two Shemitahs in 2001 and 2008 fell on the exact same days as a major market collapse.2014 and 2015 is also a Shemitah year. It began on September 25, 2014. The day before, on September 24th, the Dow Jones closed at 17,210. From September 25th until October 16th the market fell almost daily until it reached a bottom of 16,117 on October 16th. A total decline of nearly 7%. The 70th session of the United Nations being held on September 15th including world leaders and the Pope is interesting timing, coming just two days after the end of the Shemitah and just one day after the Jubilee year begins. As well, the Pope will be addressing the US Congress soon after.
The Federal Reserve will also hold a meeting that week wherein they may
announce their long, seven-year awaited, rate hike which alone can topple the entire economy loaded with debt
and they are already moving operations outside of New York to Chicago in expectation of a “natural disaster” that they never gave specifics on.
NATO is spending $700 million to move its operations into the Cheyenne
Mountains to protect against an “EMP attack”. An EMP is an electro-magnetic pulse and can be natural or man-made. If it is natural it is a pulse from the sun that tends to happen about once every century. The last solar EMP occurred during the Carrington event, when particles from a powerful coronal mass ejection overloaded telegraph wires and set paper messages on fire in 1859.
Back in 1859 electronics were just starting to be used and so the results were not catastrophic. However today, with the entire world dependent on electrical power, a man-made or natural EMP would displace commerce so thoroughly it would take years, if not decades, to return to normal.
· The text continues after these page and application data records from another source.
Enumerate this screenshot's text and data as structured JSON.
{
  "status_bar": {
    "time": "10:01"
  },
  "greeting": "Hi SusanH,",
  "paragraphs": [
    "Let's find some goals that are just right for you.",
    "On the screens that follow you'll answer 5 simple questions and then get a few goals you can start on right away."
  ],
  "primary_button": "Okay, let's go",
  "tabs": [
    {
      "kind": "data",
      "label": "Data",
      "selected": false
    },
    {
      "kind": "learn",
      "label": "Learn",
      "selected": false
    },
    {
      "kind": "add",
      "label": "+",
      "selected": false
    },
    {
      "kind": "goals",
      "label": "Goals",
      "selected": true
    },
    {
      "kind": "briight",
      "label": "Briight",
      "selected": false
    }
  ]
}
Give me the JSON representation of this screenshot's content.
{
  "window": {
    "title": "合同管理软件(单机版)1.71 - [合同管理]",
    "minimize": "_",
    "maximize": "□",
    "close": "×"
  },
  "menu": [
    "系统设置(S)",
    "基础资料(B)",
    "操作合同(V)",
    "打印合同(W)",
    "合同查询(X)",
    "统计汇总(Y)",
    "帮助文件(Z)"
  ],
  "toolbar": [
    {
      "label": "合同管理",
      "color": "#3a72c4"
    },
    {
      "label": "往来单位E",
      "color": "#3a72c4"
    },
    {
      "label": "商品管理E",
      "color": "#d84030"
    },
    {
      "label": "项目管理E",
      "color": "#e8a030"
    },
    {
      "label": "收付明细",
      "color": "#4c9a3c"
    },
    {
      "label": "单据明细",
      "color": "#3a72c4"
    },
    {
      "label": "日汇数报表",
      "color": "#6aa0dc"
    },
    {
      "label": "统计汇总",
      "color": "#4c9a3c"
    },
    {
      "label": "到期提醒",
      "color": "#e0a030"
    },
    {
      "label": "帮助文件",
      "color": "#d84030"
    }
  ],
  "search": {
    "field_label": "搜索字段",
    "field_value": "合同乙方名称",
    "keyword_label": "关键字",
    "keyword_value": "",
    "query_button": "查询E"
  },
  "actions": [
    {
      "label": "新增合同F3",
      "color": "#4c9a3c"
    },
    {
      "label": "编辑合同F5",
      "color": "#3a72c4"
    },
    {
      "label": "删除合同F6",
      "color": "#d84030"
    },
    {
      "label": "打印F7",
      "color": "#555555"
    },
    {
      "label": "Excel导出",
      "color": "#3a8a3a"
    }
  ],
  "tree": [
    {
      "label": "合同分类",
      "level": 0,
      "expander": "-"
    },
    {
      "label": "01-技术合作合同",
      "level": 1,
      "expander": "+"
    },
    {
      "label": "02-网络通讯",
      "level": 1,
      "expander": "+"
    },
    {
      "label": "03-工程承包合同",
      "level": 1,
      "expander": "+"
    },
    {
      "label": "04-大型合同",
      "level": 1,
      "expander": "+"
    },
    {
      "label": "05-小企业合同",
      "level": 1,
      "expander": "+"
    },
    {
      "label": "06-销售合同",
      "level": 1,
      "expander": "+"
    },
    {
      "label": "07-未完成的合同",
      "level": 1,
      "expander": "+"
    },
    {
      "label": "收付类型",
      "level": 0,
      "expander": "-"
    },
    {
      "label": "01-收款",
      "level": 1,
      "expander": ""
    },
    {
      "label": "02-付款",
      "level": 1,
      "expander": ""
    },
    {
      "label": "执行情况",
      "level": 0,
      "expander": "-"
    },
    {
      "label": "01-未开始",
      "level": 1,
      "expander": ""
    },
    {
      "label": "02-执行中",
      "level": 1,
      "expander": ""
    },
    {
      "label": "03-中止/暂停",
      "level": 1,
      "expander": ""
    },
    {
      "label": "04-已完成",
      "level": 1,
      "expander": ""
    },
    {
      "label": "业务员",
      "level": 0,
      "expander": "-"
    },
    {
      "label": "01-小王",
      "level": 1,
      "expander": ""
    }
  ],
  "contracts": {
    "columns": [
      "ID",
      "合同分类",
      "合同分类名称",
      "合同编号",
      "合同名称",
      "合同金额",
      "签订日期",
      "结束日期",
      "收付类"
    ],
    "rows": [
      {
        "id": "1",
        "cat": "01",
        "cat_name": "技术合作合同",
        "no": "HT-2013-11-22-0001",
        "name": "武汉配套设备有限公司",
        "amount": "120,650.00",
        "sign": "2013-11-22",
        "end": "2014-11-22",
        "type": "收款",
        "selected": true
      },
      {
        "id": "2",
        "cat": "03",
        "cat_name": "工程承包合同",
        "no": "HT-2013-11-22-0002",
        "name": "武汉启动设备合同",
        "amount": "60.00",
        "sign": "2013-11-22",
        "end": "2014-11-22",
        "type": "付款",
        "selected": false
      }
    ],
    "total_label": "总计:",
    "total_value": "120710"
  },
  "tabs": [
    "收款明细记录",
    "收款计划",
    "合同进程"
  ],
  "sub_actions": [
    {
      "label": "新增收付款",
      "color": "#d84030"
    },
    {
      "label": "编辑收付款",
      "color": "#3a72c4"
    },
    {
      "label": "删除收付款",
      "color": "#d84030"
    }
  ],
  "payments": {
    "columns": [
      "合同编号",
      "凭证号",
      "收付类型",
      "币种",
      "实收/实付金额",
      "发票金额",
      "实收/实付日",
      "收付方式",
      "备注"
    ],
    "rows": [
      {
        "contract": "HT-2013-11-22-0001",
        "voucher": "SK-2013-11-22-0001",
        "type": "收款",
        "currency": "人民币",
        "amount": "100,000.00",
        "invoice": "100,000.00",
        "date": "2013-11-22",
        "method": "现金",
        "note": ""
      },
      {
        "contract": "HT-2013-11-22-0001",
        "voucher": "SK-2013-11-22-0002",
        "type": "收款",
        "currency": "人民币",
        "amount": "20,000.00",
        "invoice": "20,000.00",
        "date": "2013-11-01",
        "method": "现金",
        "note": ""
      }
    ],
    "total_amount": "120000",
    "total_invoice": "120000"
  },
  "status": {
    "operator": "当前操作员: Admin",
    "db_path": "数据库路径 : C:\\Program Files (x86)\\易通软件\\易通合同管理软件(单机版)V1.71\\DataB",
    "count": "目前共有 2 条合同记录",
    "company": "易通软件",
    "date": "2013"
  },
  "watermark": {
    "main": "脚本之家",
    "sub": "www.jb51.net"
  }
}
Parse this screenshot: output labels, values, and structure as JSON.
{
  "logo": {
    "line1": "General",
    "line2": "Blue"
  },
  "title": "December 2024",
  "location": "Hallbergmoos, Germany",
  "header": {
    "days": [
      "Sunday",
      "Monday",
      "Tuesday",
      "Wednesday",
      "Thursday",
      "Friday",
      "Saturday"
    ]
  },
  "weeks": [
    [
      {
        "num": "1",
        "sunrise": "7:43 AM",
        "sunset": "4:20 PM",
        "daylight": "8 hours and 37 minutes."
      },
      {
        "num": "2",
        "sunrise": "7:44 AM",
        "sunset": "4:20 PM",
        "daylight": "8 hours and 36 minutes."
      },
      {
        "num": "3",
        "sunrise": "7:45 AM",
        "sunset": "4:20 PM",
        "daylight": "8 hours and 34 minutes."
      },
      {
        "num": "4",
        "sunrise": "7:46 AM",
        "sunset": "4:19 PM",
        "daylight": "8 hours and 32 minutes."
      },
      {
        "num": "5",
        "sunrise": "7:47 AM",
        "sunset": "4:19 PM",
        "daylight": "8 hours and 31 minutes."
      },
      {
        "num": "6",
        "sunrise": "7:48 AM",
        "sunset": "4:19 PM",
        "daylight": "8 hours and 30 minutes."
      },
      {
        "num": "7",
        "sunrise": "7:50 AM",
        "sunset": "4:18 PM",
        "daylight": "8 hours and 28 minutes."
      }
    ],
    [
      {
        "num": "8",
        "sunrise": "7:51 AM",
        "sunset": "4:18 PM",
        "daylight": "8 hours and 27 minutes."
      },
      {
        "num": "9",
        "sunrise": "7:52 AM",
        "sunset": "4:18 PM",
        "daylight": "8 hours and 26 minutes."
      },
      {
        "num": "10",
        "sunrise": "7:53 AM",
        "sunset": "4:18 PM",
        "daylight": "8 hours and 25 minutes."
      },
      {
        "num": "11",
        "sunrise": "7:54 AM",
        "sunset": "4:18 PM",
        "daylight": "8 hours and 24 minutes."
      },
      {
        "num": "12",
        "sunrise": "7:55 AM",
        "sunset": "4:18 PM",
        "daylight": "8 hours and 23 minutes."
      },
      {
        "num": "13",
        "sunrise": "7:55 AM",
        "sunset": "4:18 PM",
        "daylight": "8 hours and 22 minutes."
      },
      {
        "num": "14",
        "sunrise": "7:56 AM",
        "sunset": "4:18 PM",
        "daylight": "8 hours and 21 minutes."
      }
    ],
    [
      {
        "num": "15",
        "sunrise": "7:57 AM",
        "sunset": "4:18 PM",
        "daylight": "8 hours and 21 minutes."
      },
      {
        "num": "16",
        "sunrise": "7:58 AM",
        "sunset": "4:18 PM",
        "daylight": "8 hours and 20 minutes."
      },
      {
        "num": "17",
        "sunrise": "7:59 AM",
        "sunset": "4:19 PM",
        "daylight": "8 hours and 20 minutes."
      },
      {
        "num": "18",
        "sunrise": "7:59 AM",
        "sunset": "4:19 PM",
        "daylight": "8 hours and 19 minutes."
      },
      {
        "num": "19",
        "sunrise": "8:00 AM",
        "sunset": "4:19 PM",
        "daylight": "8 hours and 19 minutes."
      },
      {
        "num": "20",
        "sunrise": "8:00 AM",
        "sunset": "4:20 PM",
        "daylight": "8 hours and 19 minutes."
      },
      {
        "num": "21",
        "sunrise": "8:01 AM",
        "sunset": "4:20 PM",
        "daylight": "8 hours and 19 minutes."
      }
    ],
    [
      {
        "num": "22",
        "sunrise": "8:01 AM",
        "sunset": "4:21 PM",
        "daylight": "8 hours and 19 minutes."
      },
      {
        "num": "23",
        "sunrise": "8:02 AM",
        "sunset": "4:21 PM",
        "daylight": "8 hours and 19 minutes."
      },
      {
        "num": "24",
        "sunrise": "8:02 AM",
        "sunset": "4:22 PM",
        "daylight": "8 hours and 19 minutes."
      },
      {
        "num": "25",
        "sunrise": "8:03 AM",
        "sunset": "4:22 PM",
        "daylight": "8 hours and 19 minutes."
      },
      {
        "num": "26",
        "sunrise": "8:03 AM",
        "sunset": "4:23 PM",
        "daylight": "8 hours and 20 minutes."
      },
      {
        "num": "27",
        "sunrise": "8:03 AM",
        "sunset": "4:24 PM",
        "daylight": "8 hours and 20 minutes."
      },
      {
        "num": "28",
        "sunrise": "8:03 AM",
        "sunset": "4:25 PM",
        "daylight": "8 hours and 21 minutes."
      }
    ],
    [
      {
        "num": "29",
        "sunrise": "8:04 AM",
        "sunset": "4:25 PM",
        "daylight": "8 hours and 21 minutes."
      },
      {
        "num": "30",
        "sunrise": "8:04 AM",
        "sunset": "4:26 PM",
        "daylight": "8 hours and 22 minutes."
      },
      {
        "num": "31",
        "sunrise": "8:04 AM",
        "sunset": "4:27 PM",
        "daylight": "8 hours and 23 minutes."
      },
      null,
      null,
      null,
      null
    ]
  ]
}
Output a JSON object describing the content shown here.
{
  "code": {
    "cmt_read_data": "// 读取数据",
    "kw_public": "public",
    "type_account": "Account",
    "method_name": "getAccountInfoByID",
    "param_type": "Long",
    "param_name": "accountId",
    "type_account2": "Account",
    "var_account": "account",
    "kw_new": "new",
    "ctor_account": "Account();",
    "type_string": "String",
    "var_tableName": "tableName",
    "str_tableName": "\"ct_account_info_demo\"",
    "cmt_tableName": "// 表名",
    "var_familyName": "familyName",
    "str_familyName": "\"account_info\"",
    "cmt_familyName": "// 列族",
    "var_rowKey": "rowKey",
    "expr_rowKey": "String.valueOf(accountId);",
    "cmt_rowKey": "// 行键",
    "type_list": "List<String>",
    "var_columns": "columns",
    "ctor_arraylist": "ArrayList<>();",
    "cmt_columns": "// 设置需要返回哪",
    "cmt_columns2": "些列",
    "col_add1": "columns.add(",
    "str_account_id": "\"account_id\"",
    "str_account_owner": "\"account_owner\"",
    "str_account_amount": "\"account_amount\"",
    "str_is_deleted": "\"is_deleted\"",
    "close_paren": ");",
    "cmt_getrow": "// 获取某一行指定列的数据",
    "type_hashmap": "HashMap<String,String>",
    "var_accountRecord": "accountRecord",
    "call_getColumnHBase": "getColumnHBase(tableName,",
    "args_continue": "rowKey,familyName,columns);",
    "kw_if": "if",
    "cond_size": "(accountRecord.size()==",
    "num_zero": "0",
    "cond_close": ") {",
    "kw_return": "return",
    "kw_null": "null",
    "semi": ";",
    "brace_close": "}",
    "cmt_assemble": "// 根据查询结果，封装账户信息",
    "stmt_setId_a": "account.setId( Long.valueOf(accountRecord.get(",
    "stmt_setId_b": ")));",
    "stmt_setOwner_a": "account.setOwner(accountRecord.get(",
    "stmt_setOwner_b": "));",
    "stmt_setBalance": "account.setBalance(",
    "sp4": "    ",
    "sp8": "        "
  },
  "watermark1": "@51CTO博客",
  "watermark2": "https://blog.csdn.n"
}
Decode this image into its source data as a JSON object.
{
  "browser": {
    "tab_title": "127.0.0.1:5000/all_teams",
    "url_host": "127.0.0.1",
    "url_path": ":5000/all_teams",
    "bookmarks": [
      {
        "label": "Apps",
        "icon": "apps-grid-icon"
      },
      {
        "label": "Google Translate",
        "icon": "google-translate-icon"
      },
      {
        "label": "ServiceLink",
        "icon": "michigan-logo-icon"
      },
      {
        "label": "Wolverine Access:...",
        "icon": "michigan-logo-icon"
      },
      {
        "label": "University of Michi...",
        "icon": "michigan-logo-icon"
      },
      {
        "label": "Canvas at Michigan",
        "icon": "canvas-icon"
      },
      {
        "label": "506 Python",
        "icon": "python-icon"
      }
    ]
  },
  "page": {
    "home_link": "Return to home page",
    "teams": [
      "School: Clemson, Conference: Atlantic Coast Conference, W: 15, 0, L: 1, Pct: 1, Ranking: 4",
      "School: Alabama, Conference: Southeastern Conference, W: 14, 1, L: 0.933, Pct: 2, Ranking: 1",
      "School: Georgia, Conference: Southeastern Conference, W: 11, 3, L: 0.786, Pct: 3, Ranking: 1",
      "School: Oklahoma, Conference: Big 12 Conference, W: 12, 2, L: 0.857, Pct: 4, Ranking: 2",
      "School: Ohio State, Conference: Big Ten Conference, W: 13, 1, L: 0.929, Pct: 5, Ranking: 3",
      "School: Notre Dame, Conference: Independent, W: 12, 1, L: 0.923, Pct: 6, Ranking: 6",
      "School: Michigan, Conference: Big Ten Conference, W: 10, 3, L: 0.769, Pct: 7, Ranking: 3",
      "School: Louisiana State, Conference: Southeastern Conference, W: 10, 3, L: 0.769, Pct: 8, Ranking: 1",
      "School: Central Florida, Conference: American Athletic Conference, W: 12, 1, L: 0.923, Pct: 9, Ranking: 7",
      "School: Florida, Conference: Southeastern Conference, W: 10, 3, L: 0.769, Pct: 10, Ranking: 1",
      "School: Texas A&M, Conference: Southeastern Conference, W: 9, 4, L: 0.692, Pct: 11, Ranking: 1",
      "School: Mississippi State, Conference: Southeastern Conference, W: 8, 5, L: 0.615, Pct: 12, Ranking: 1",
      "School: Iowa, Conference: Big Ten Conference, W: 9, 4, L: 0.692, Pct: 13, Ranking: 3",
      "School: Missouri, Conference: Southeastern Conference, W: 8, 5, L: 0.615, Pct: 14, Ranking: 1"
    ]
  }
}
So is this the work of the elite - Illuminati?
Maybe just a trial run a mini FINANCIAL CHAOS to prepare for a much bigger more devastating Later Huge FINANCIAL CATASTROPHE, setting mankind back to the DARK AGES!

The signs are insufficient for a MAJOR FINANCIAL CATASTROPHE or a Direct NWO (New World Order) takeover.


Send Zakir Naik back or get him to S. Arabia where he has citizenship

Why empower a demagogue like Zakir Naik? By   Dennis Ignatius   - August 13, 2019 8:00 AM Whatever else you may say about ...